(Exercise input begins)
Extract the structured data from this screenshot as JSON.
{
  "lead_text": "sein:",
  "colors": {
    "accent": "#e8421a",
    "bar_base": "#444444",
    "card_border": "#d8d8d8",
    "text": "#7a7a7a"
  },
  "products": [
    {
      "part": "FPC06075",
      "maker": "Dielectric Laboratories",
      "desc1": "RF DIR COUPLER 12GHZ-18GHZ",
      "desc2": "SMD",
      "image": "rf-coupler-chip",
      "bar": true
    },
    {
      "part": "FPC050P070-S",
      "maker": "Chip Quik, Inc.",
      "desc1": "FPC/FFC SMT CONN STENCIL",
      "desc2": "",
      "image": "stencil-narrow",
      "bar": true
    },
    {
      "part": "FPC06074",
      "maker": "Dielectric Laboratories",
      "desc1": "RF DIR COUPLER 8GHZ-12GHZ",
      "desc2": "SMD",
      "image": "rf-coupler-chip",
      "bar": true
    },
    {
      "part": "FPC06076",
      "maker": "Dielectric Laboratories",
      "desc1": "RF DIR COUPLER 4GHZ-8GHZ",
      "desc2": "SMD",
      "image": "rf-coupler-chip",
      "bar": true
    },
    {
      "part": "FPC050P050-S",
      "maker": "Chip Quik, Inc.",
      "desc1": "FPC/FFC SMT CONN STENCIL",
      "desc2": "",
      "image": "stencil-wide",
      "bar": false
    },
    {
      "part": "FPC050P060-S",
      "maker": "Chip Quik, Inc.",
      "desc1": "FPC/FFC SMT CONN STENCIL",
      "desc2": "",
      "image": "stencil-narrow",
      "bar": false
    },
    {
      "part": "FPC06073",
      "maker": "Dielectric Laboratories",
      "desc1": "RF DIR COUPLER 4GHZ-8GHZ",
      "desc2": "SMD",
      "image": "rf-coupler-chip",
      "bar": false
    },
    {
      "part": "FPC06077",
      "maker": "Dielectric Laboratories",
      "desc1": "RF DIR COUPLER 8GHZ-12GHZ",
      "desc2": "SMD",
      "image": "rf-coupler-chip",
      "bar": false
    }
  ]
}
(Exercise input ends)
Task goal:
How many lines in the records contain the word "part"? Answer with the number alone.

Answer section:
8